(WORKING DATA)
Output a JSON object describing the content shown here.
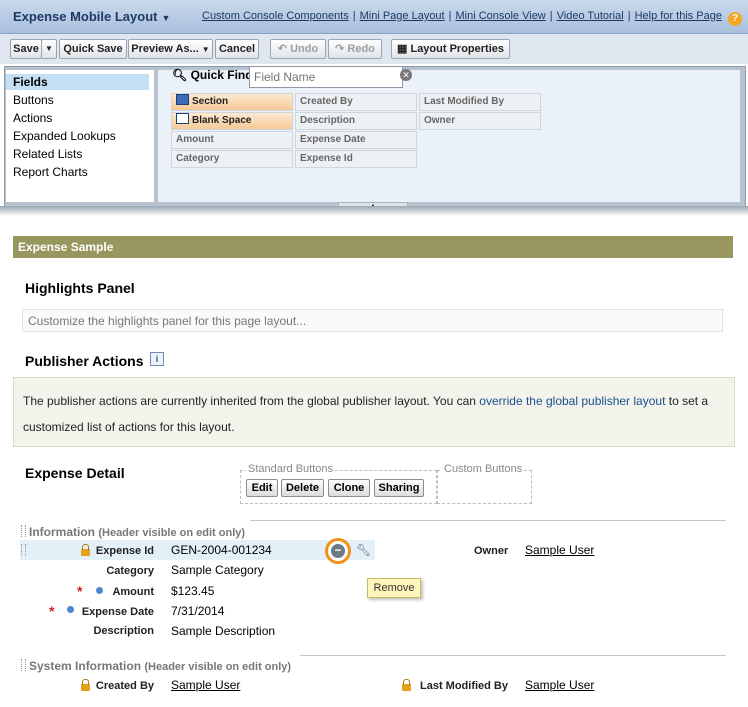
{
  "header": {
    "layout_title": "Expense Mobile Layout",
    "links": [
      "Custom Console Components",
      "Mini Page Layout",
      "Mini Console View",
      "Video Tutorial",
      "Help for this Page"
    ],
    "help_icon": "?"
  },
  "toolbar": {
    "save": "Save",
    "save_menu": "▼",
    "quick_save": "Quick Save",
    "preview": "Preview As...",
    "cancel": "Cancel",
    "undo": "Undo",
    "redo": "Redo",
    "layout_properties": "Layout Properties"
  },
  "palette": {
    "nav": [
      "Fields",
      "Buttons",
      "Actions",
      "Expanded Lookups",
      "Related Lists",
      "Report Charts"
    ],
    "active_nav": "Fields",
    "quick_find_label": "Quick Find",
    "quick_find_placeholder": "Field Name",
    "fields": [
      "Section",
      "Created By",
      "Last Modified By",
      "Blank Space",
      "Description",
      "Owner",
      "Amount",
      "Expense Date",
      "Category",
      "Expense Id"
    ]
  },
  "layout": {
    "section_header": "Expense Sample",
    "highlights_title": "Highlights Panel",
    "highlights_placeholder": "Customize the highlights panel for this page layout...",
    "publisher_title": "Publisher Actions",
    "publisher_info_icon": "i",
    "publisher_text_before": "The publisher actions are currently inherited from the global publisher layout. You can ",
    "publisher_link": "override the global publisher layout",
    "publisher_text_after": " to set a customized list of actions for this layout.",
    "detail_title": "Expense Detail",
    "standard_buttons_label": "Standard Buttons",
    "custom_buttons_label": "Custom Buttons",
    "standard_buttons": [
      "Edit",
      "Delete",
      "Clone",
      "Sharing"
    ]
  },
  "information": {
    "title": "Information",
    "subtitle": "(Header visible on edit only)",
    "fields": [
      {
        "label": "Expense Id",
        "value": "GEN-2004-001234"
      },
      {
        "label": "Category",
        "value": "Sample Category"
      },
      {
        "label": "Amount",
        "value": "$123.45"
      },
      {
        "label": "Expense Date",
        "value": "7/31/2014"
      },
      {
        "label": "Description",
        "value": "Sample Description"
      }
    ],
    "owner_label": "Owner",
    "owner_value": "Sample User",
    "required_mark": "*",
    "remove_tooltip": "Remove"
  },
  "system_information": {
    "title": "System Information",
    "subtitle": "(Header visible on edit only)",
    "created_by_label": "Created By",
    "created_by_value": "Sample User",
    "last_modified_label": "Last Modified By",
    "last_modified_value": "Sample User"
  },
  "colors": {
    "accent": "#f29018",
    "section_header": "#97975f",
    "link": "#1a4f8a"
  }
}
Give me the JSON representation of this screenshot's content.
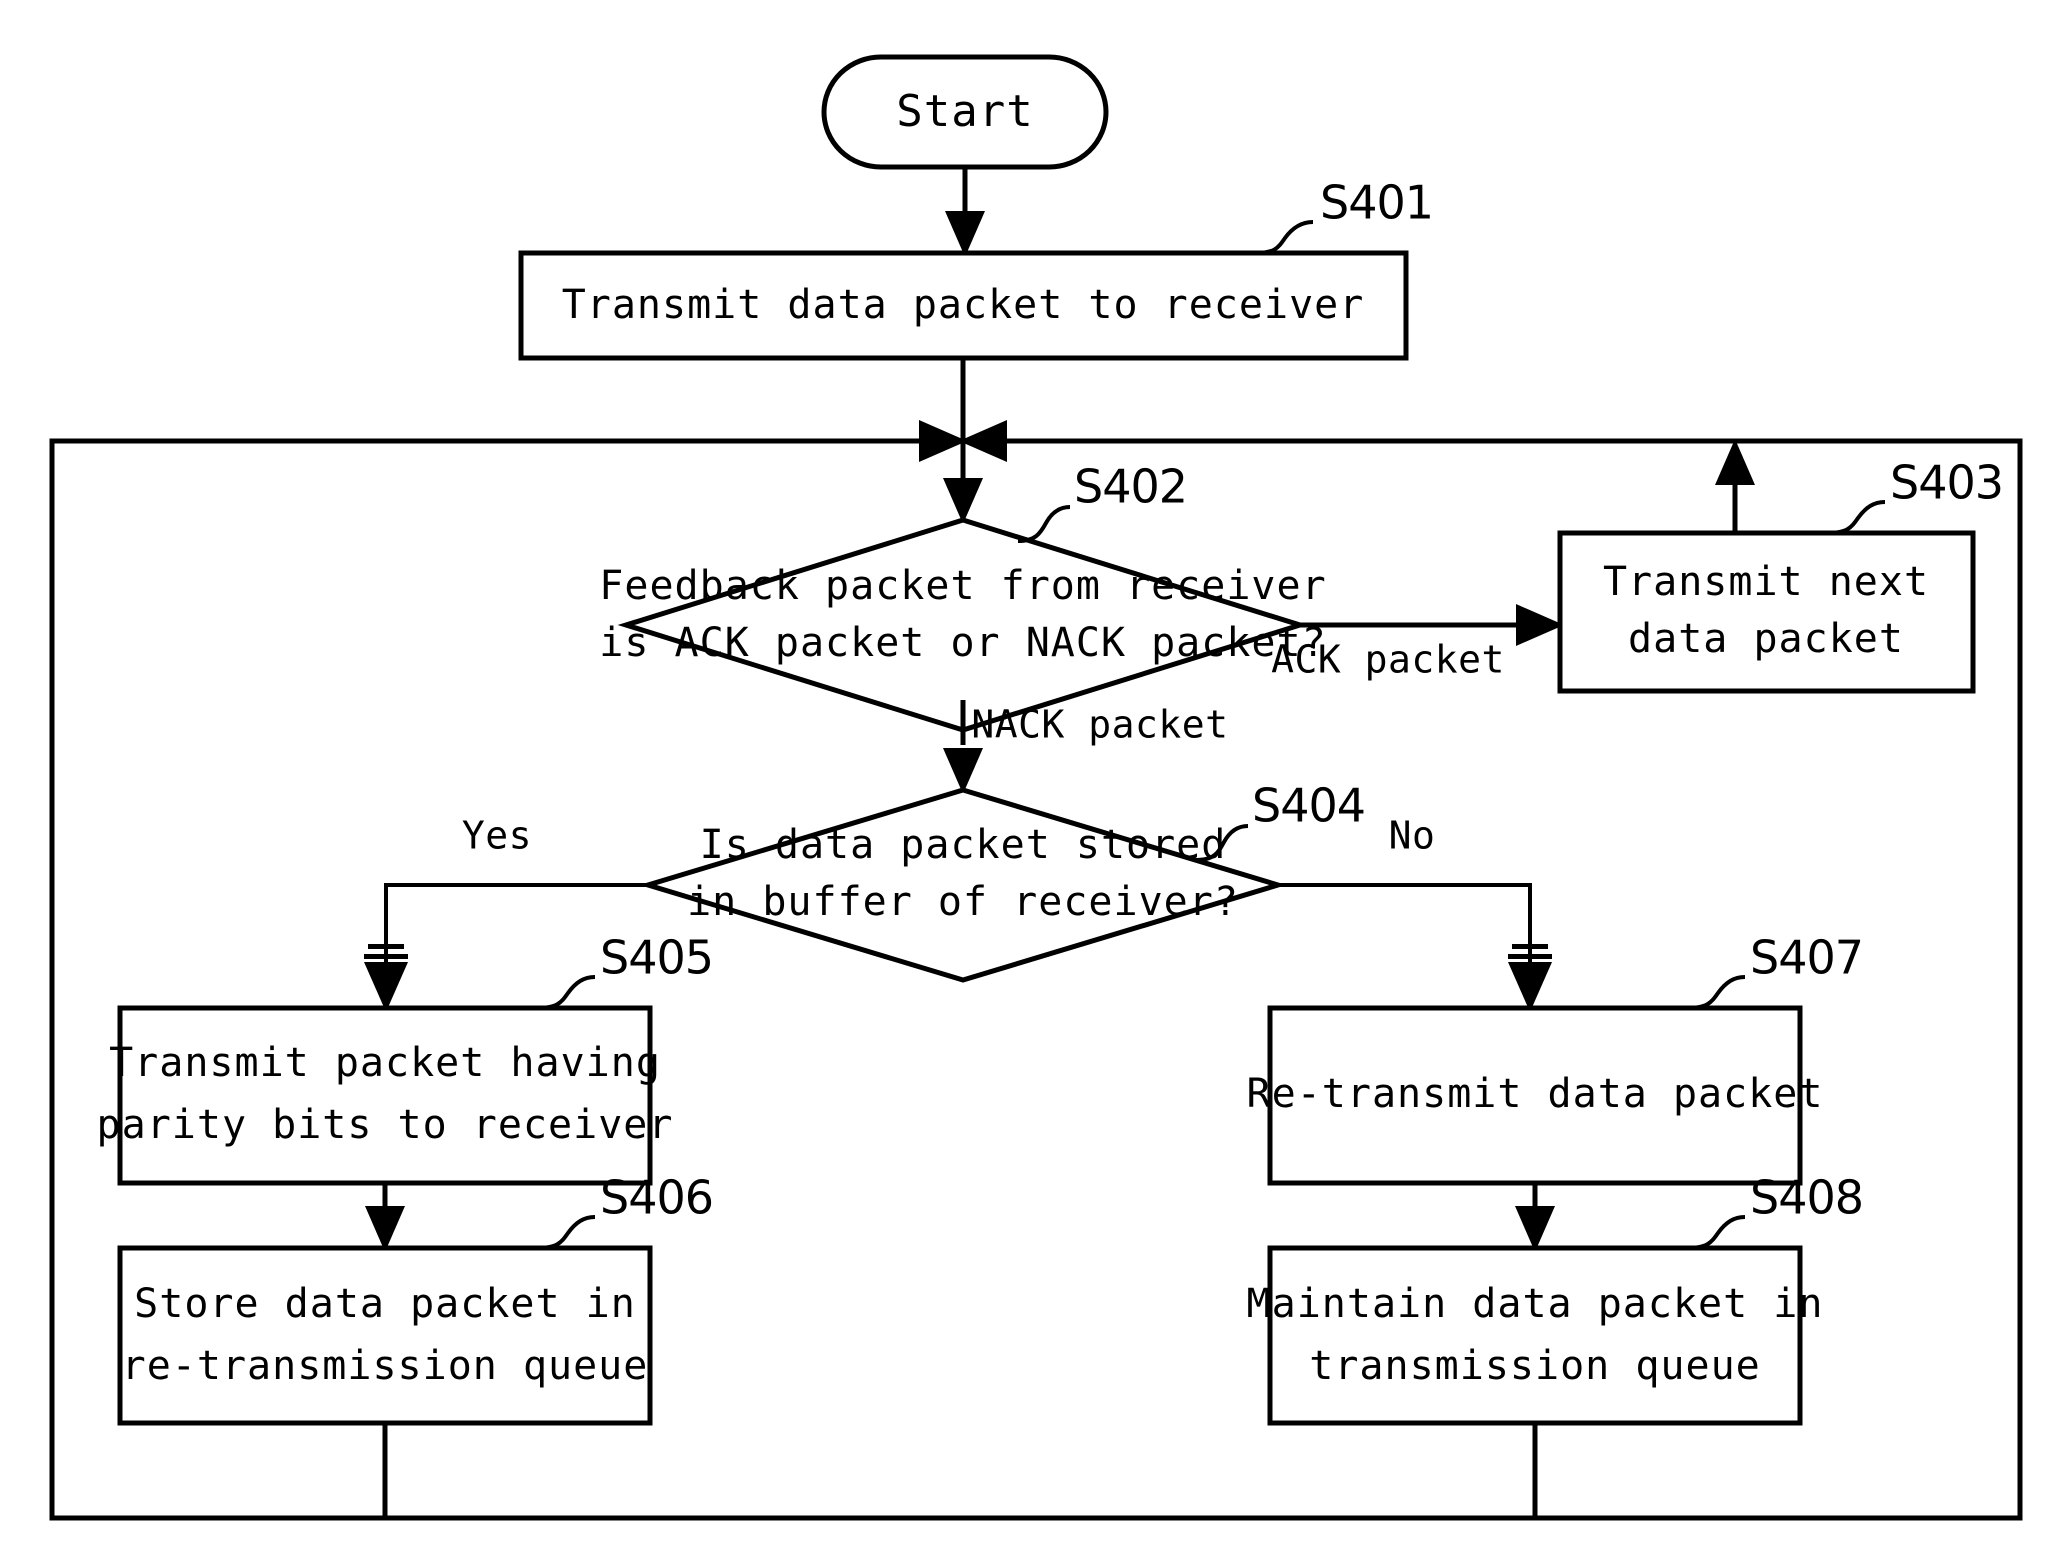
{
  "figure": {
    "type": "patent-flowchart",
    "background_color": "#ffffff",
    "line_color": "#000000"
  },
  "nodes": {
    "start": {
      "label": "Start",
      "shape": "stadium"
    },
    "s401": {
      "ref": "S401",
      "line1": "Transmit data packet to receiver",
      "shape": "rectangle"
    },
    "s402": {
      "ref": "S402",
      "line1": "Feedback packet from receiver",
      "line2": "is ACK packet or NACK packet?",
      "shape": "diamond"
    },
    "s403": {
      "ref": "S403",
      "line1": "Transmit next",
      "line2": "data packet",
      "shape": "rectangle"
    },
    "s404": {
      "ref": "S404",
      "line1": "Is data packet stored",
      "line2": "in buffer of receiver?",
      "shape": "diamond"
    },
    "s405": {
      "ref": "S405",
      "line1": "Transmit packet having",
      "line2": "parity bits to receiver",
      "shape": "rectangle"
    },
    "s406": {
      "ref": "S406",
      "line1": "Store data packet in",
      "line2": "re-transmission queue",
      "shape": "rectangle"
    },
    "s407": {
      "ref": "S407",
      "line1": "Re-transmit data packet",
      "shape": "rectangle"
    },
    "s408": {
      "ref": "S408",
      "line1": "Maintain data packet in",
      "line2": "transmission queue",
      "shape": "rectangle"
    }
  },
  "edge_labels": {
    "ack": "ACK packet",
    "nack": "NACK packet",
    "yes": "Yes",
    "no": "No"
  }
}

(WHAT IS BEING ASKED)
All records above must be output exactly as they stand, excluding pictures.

(ANSWER SECTION)
Output a JSON object describing the content shown here.
{
  "header": {
    "layout_title": "Expense Mobile Layout",
    "links": [
      "Custom Console Components",
      "Mini Page Layout",
      "Mini Console View",
      "Video Tutorial",
      "Help for this Page"
    ],
    "help_icon": "?"
  },
  "toolbar": {
    "save": "Save",
    "save_menu": "▼",
    "quick_save": "Quick Save",
    "preview": "Preview As...",
    "cancel": "Cancel",
    "undo": "Undo",
    "redo": "Redo",
    "layout_properties": "Layout Properties"
  },
  "palette": {
    "nav": [
      "Fields",
      "Buttons",
      "Actions",
      "Expanded Lookups",
      "Related Lists",
      "Report Charts"
    ],
    "active_nav": "Fields",
    "quick_find_label": "Quick Find",
    "quick_find_placeholder": "Field Name",
    "fields": [
      "Section",
      "Created By",
      "Last Modified By",
      "Blank Space",
      "Description",
      "Owner",
      "Amount",
      "Expense Date",
      "Category",
      "Expense Id"
    ]
  },
  "layout": {
    "section_header": "Expense Sample",
    "highlights_title": "Highlights Panel",
    "highlights_placeholder": "Customize the highlights panel for this page layout...",
    "publisher_title": "Publisher Actions",
    "publisher_info_icon": "i",
    "publisher_text_before": "The publisher actions are currently inherited from the global publisher layout. You can ",
    "publisher_link": "override the global publisher layout",
    "publisher_text_after": " to set a customized list of actions for this layout.",
    "detail_title": "Expense Detail",
    "standard_buttons_label": "Standard Buttons",
    "custom_buttons_label": "Custom Buttons",
    "standard_buttons": [
      "Edit",
      "Delete",
      "Clone",
      "Sharing"
    ]
  },
  "information": {
    "title": "Information",
    "subtitle": "(Header visible on edit only)",
    "fields": [
      {
        "label": "Expense Id",
        "value": "GEN-2004-001234"
      },
      {
        "label": "Category",
        "value": "Sample Category"
      },
      {
        "label": "Amount",
        "value": "$123.45"
      },
      {
        "label": "Expense Date",
        "value": "7/31/2014"
      },
      {
        "label": "Description",
        "value": "Sample Description"
      }
    ],
    "owner_label": "Owner",
    "owner_value": "Sample User",
    "required_mark": "*",
    "remove_tooltip": "Remove"
  },
  "system_information": {
    "title": "System Information",
    "subtitle": "(Header visible on edit only)",
    "created_by_label": "Created By",
    "created_by_value": "Sample User",
    "last_modified_label": "Last Modified By",
    "last_modified_value": "Sample User"
  },
  "colors": {
    "accent": "#f29018",
    "section_header": "#97975f",
    "link": "#1a4f8a"
  }
}
Give me the JSON representation of this screenshot's content.
{
  "figure": {
    "type": "patent-flowchart",
    "background_color": "#ffffff",
    "line_color": "#000000"
  },
  "nodes": {
    "start": {
      "label": "Start",
      "shape": "stadium"
    },
    "s401": {
      "ref": "S401",
      "line1": "Transmit data packet to receiver",
      "shape": "rectangle"
    },
    "s402": {
      "ref": "S402",
      "line1": "Feedback packet from receiver",
      "line2": "is ACK packet or NACK packet?",
      "shape": "diamond"
    },
    "s403": {
      "ref": "S403",
      "line1": "Transmit next",
      "line2": "data packet",
      "shape": "rectangle"
    },
    "s404": {
      "ref": "S404",
      "line1": "Is data packet stored",
      "line2": "in buffer of receiver?",
      "shape": "diamond"
    },
    "s405": {
      "ref": "S405",
      "line1": "Transmit packet having",
      "line2": "parity bits to receiver",
      "shape": "rectangle"
    },
    "s406": {
      "ref": "S406",
      "line1": "Store data packet in",
      "line2": "re-transmission queue",
      "shape": "rectangle"
    },
    "s407": {
      "ref": "S407",
      "line1": "Re-transmit data packet",
      "shape": "rectangle"
    },
    "s408": {
      "ref": "S408",
      "line1": "Maintain data packet in",
      "line2": "transmission queue",
      "shape": "rectangle"
    }
  },
  "edge_labels": {
    "ack": "ACK packet",
    "nack": "NACK packet",
    "yes": "Yes",
    "no": "No"
  }
}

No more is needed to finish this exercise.